Example: 

Universities in the Middle Ages

Written by Hilde de Ridder-Symoens.  Cambridge University Press, 1992.

                                    Subjects:     

                                    universities and colleges  europe  history

                                    learning and scholarship   europe  history   medieval, 500-1500

                                    education, medieval  europe

                                   

            Subject search:    learning and scholarship   europe  history   medieval, 500-1500  =  24 results

 

 Refining subject searches

                    You can combine different concepts into a single subject search for precision.  The results are more focused                                       than a keyword search.   But all the words have to be terminology used in library subject cataloging.

                    To ensure this, you can use subject headings you have already found.  Another option is to browse in the subject                                headings for more choices.

                                    Combination subject search:

                                         (universit* OR education OR student*) (medieval OR "middle ages") =  120 results

                                                Searches a group of related terms for university education
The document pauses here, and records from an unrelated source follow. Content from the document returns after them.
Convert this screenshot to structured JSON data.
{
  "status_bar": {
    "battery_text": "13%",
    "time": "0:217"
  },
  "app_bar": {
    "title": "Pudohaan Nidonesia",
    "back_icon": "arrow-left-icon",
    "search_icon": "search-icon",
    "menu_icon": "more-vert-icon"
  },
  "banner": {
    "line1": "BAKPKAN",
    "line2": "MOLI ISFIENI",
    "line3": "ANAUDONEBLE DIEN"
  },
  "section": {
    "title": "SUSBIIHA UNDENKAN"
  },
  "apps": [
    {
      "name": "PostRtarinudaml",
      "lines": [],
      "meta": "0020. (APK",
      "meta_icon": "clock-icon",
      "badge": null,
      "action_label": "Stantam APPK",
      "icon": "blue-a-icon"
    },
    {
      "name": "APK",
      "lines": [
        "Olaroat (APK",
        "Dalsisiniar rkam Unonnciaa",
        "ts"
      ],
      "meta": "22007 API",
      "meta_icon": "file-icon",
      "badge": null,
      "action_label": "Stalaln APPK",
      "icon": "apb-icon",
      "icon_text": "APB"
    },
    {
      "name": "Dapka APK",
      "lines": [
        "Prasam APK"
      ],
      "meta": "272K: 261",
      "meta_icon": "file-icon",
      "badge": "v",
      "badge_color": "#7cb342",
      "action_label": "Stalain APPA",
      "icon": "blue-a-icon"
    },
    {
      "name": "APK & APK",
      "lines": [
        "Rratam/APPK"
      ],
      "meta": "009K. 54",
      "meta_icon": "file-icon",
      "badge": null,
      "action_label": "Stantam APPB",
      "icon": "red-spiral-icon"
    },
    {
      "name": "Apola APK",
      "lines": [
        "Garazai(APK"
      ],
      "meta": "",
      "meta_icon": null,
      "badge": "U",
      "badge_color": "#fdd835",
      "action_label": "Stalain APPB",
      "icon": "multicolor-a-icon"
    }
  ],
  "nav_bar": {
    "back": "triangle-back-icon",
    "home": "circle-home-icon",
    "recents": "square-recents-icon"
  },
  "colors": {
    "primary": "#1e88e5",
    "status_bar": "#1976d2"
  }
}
                                                with the medieval terms added to eliminate titles about the modern era

 

3.) Other Databases 

Other databases covering journal articles and primary sources also rely on advanced searching with AND and OR.  Historical Abstracts and Bibliography of British and Irish History work best if you build synonyms together in one box in parentheses, e.g. (educat* OR teach*) and leave the connectors as ANDs.